America doesn’t just render a verdict on the acceptability of women and their clothes and laughs every four years; America does that every day, in a lot of different ways. That’s the reason Michelle Johnson feels moved to make “brass ovaries” pins, and the reason Elizabeth Warren doesn’t have to ask her to explain why.
"The biggest reluctance I hear is 'Can a woman win?' " says Ron Jones, who, along with his friend Tom Harris, has been canvassing for Warren and had come to see her speak in a Nashua community college gym. "I point out that a woman has already won," he said, referring to Clinton's popular-vote victory.
“I tell them, look at other countries with successful female leaders,” says Harris. “I tell them, look at successful female CEOs.” Or just look around you. “Women are the majority in the country!” says Jones.
Inside the gym, attendees filled the folding plastic chairs, and when those were full, leaned against the walls, parkas draped over their forearms. Seatmates introduced themselves to one another and talked about why they liked Warren, and why there were still reasons to be hopeful, maybe.
“I just want someone to bring energy back,” M.K. Hayes tells the fellow New Hampshirites sitting next to her. “And with her, there’s no cynicism, but there’s urgency. With her, you can say, ‘I’m liberal and I’m proud.’ ”
Her husband likes Warren, too, but he’s not here today. He likes her, she explains, but he might not vote for her; he’s not sure it’s the practical thing to do.
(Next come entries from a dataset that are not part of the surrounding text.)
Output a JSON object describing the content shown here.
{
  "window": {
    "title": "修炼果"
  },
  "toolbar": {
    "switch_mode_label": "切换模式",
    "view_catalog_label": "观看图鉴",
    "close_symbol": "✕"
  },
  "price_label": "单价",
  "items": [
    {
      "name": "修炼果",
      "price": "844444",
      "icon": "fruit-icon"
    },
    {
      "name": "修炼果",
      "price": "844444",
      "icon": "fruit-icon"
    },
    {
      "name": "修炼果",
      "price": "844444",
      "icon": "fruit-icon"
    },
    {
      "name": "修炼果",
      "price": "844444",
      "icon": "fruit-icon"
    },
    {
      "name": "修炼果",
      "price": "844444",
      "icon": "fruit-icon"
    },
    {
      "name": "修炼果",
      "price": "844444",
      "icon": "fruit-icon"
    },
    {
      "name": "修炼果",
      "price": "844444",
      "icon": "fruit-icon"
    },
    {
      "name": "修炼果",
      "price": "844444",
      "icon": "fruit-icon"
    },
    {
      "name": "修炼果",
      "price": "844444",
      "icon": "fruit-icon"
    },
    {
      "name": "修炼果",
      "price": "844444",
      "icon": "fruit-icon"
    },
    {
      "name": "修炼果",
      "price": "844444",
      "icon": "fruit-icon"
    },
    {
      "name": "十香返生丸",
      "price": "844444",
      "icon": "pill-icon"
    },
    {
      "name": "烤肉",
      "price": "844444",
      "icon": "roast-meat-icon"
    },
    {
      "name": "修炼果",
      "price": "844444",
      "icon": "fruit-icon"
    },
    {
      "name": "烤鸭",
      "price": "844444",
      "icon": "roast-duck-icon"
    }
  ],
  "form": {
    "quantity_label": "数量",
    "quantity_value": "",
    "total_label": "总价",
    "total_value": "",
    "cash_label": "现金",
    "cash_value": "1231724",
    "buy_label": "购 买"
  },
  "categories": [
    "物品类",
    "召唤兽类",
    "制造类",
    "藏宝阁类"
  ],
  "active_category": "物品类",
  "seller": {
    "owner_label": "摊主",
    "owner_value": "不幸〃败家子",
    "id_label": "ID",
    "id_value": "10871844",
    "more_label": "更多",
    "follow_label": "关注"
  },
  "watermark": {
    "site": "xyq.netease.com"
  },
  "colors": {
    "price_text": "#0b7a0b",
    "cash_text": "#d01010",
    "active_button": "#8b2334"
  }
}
“I am trying to get him to vote with his heart,” Hayes says. “I am trying to get him to have the courage to risk.”
The music in the gym gets a little louder. When “9 to 5” comes on, Warren sprints onstage. She talks about her family. She talks about her toaster. She says she is running a campaign from the heart, because she believes 2020 is “our moment.”
“I believe in that America,” Elizabeth Warren says, and then she tries to convince the audience that they believe in that America, too.
Monica Hesse is a columnist writing about gender and its impact on society. For more visit wapo.st/hesse.